*** Opening GIVEN ENTRIES ***

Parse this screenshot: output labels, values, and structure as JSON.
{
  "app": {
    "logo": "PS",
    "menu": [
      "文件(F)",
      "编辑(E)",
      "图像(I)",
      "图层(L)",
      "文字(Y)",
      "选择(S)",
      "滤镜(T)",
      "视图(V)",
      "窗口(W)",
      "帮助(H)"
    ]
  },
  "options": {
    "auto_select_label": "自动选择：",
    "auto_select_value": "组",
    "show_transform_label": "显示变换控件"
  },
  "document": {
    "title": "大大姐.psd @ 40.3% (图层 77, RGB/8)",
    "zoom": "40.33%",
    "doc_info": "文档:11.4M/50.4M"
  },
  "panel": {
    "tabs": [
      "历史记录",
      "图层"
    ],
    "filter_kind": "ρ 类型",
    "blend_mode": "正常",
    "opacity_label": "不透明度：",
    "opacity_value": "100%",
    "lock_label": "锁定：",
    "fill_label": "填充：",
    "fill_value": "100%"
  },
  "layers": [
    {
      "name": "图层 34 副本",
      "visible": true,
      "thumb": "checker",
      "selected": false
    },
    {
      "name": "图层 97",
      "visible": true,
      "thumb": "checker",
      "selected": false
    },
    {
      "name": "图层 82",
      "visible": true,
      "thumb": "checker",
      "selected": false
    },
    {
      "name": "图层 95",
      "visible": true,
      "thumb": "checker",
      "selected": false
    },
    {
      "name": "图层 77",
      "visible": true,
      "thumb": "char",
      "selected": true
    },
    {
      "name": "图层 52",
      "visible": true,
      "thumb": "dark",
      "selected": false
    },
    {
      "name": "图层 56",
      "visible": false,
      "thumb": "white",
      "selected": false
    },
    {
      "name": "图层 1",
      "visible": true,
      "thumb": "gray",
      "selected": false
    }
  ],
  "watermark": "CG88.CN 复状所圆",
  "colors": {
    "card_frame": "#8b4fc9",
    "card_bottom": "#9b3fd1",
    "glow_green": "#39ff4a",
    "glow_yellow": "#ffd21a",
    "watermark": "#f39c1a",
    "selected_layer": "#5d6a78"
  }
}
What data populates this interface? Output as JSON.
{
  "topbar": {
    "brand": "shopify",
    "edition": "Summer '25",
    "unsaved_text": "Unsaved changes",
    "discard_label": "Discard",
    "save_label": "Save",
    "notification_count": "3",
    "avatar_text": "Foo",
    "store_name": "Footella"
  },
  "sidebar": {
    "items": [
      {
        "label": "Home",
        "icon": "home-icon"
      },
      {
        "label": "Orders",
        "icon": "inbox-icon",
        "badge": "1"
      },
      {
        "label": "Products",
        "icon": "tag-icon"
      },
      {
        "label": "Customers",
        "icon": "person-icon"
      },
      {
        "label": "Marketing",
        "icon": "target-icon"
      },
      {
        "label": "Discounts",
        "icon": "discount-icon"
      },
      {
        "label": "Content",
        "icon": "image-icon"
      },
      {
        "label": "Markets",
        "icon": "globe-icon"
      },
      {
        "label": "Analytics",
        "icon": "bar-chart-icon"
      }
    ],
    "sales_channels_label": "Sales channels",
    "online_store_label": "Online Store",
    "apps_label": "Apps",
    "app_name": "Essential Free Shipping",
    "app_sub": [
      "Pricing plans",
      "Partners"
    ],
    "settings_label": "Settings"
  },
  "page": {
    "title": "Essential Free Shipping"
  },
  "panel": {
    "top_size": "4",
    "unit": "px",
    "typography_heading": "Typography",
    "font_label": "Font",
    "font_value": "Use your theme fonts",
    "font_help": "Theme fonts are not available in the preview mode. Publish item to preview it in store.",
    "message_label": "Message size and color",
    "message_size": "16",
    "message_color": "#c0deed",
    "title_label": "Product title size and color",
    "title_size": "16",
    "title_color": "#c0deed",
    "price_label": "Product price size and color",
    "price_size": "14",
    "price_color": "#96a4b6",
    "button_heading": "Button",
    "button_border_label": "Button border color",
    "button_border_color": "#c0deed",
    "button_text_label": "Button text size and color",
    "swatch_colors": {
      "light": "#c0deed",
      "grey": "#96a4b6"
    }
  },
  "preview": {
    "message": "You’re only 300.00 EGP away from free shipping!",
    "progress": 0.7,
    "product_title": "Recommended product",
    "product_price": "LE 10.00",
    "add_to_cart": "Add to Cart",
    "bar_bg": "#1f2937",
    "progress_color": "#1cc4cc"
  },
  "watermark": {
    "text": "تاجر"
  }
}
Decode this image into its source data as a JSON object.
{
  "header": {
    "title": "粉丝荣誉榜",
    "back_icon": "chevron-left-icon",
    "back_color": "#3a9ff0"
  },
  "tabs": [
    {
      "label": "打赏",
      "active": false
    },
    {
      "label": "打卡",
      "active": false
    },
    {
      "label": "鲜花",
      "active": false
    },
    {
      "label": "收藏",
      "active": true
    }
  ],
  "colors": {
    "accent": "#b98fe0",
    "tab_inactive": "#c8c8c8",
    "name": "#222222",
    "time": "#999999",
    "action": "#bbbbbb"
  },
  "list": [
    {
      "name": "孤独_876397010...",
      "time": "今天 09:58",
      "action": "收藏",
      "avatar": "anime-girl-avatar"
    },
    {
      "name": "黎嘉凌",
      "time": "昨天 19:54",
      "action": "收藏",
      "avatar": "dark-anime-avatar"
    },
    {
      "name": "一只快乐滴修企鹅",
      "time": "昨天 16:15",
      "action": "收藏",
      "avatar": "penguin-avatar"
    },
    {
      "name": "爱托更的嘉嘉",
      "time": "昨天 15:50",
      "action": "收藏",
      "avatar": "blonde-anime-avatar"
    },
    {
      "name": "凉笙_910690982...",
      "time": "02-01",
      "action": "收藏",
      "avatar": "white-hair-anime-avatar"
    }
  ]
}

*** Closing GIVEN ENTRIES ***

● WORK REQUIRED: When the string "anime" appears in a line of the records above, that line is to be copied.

● RESPONSE TO THE EXERCISE:
      "avatar": "anime-girl-avatar"
      "avatar": "dark-anime-avatar"
      "avatar": "blonde-anime-avatar"
      "avatar": "white-hair-anime-avatar"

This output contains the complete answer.